I have the baking stone but I don't bother using it because to me it defeats to primary benefit of this oven, which is that it preheats very quickly. I tried using the stone once and to me it's a waste of time and energy for this oven. But I have a ceramic oven with a stone outside and use that when I want to bake on a stone. I have baked loaves in it, but it would be a problem if it's a dough that raises a lot. If I know I'm baking a very high rising bread in a loaf pan I use my full sized oven or bake it outside.  

johnr55's picture
johnr55

I use the Breville Smart Oven, baking breads in it constantly.  It is by far the most accurate countertop oven for home use that I've found in 40 years of baking.  Here in the South we often try to avoid using our full sized ovens in the summer; I do also.  The Breville will easily accommodate a 9" x 13" baking pan, which is my yardstick.  However, full sized loaf and tube pans can cause recipes to rise high enough to hit the ceramic heating elements in the top.  So, I simply split my loaf recipes and bake breads in there with Wilton mini-loaf pans.  Alternatively, I will use pizza stone(s) for freeform breads.  Breville actually makes a 13" round pizza stone expressly for the Smart Oven.  I've been using this for 5 years now without a problem.  It's $250, but worth every penny.  Makes all other 'toaster ovens' look like toys.

barryvabeach's picture
barryvabeach

Another option is the Solo S2000 http://www.amazon.com/S2000-Stainless-Professional-Convection-Rotisserie/dp/B00CCSUTOU/ref=cm_cr_pr_product_top   which is much bigger than most countertop ovens, and can reach 500 on bake.

 

this is my review from Amazon.

For the price, it is pretty big, and has some good features. I have only had it for a day, but wanted to clear up some issues from some prior reviews, because they have changed it a bit. First, it comes with a rotisserie attachment - a spit, and some hooks to get it out, and a solid black tray that you can sit under the spit, and a rotis setting on the dial. Second, when in convection, the fan stays on whether it is heating or not ( an earlier review said the fan was only on when heating ) Third, I did a few tests with a thermocouple probe sitting in the middle of the oven, when I set it to bake, at 500, the temps varied from 526F to 486 F which is a fairly respectable spread of 40 degrees ( I had the solid baking tray at the bottom, and the wire rack in the middle. When I set it to convection bake at 500, it varied from 436 F to 496 F which is 60 degrees, and a pretty large spread, especially since it did not even hit the 500 on the dial. When I set it to bake 400, it varied from a high of 446 to a low of 385 - again a 60 degree spread, but at least it was above and below the target temp. I was pretty disappointed with the door. The title says insulated door, which I understood meant that there would be two panes of glass with air between them, like on a full size oven. No such luck - the door frame is metal and about an inch thick, so the frame itself may have insulation, but there is just a single glass pane - when the oven was cooling down after it reached 400, the glass door measured 240. When the oven was at 500, the top measured 200 degrees ( using a thermapen probe) near the front, and slightly lower near the back. Turning back to the plus side, when I plugged it in and turned it on, it reached 400 degrees in six minutes which is pretty fast.  I bought it to use in a garage to avoid heating up the kitchen with my gas oven, and hope to try it out this weekend.

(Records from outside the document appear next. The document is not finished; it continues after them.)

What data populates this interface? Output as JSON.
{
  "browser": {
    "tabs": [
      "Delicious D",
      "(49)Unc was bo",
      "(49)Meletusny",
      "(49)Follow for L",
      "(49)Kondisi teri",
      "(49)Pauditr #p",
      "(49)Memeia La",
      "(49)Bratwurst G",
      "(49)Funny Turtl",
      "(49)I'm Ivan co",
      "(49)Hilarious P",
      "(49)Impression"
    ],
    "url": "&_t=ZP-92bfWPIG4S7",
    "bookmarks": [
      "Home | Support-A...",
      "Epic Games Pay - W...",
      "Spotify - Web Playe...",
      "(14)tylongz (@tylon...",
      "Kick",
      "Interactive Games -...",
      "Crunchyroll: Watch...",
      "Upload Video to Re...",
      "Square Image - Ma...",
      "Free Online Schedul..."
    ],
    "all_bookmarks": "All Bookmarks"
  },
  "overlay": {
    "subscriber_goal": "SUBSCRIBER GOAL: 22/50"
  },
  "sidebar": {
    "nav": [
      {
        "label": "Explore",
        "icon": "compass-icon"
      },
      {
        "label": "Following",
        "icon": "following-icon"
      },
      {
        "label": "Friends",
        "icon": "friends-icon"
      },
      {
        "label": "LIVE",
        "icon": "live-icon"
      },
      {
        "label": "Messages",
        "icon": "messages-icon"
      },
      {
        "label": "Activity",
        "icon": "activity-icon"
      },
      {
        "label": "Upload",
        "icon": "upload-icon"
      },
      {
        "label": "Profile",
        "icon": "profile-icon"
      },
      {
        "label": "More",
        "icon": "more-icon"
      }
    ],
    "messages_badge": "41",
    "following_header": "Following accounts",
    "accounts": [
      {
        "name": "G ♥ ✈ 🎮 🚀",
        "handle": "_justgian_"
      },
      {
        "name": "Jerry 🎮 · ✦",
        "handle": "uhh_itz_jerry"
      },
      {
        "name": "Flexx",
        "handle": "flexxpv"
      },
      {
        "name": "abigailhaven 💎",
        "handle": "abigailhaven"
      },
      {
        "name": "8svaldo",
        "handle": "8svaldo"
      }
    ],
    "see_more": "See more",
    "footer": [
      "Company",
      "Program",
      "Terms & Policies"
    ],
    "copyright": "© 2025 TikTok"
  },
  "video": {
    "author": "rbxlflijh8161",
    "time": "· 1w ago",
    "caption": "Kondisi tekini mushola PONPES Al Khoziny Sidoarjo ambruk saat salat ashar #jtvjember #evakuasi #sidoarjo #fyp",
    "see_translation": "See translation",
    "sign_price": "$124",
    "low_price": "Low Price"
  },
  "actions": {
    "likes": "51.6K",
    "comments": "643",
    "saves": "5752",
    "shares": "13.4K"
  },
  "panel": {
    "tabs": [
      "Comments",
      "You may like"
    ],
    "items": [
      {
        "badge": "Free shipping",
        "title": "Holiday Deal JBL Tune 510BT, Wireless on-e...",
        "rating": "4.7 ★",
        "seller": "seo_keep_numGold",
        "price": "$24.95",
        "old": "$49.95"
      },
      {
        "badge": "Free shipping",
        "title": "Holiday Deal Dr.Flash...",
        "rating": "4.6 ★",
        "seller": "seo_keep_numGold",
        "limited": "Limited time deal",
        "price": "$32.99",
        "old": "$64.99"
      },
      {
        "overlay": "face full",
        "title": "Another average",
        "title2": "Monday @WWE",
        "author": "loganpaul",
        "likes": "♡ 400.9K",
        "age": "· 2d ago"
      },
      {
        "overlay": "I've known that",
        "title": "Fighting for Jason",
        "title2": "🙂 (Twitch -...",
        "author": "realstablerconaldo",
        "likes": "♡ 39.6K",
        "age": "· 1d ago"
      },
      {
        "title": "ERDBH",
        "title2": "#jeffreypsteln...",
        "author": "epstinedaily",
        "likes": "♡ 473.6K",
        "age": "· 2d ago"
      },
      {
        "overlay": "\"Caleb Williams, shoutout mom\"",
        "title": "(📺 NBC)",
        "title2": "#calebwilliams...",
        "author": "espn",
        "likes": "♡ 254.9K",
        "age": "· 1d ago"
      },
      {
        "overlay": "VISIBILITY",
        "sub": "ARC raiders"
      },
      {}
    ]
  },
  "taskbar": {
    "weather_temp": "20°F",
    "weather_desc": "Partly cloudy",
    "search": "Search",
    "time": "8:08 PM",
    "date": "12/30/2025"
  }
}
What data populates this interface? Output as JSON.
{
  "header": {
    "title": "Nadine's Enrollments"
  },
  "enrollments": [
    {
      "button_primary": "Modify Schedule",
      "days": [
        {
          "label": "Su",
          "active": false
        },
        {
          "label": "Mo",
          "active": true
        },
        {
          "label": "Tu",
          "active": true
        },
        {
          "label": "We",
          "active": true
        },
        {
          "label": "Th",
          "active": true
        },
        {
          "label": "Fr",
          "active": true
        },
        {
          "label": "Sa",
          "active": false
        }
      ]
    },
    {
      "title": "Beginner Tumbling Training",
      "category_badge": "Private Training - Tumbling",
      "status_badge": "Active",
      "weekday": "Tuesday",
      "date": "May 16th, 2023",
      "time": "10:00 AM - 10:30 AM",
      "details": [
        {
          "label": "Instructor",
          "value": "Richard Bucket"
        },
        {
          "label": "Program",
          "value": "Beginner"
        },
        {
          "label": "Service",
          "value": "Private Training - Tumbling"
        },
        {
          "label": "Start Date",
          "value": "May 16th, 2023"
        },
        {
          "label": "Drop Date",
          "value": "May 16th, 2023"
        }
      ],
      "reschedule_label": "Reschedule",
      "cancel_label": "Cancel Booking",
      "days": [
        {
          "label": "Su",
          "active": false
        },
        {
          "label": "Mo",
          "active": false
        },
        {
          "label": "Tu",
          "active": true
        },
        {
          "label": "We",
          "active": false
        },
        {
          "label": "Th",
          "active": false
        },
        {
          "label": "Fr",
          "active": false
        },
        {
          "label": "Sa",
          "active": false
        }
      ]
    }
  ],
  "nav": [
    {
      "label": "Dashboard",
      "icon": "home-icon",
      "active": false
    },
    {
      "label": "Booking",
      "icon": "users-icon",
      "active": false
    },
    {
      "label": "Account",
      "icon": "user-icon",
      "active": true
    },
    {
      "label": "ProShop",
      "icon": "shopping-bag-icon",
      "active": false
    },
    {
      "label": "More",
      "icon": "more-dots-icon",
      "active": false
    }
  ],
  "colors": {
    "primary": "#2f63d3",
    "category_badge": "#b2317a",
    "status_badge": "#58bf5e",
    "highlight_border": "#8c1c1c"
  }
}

mixinator's picture
mixinator

I just got one of these:

http://www.oster.com/summer-chefs-sale-2014/TSSTTV0000.html

It's excellent for bread baking for a reason which isn't readily apparent. It has a "warm" mode which uses only the bottom heating elements, just like a full-size electric oven. The top heating elements remain off. With the top elements on, the tops of your baked goods WILL burn. Trust me; I've been around the block on this. You will also need a baking stone to keep the bottom elements from burning the bottoms (I find this is also the case with full-size electric ovens). They do make small baking stones for toaster ovens. Some corn meal or rice flour on the baking stone will address the problem of sticking, or you could use a silicone cake pan.

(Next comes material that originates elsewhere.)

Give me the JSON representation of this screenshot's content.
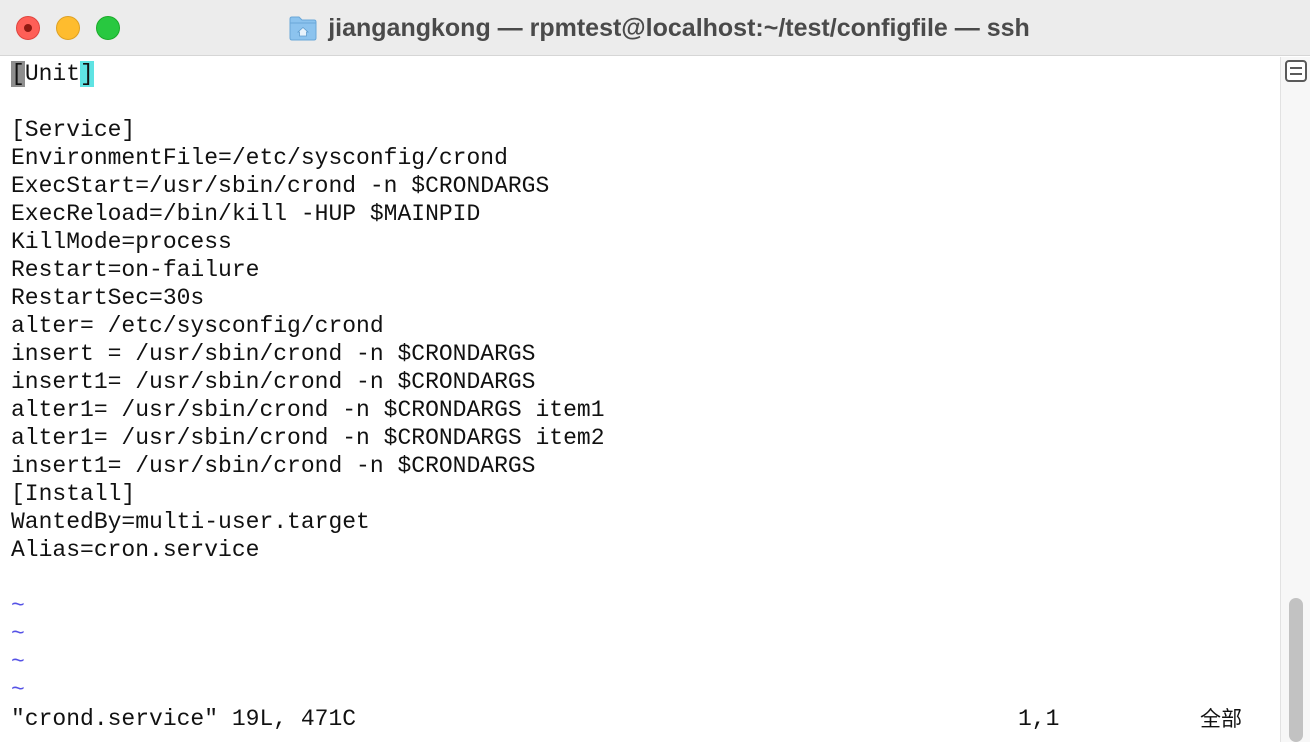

mixinator's picture
mixinator

On the Breville smart oven, is it possible to not have the upper elements not come on?